■ Data about app and page elements:
-- Opening Marker --

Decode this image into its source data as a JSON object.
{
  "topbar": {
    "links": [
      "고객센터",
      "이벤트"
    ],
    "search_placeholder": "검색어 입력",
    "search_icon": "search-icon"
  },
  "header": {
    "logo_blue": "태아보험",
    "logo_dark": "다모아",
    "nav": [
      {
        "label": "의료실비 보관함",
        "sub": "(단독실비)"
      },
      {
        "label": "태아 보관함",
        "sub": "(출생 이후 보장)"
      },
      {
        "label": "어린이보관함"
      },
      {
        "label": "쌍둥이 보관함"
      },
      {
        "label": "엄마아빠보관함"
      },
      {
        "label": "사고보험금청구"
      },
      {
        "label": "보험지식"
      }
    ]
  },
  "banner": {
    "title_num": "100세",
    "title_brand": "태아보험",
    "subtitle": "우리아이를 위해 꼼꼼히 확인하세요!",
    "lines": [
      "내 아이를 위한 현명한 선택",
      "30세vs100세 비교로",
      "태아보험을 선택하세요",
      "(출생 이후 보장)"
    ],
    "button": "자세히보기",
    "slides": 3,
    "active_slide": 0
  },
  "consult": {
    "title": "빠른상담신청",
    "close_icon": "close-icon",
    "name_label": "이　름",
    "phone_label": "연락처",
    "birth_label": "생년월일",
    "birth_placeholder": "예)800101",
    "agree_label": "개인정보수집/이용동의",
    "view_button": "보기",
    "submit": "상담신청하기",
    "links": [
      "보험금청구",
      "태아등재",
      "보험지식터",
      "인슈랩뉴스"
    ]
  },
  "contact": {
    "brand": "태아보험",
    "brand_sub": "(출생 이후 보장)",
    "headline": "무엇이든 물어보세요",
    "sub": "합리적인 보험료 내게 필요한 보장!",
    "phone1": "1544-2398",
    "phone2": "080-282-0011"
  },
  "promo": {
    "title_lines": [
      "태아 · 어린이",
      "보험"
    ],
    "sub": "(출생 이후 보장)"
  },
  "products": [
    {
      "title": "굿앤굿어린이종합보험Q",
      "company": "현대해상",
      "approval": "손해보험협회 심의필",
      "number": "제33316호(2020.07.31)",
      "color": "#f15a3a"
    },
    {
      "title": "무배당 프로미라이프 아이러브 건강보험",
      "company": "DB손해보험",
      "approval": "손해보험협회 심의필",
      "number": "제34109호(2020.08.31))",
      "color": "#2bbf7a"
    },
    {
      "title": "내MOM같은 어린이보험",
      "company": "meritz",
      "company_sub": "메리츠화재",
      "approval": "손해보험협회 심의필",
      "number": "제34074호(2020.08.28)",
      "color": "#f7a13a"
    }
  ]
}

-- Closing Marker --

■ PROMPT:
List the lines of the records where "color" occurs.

■ SOLUTION TO THE EXERCISE:
      "color": "#f15a3a"
      "color": "#2bbf7a"
      "color": "#f7a13a"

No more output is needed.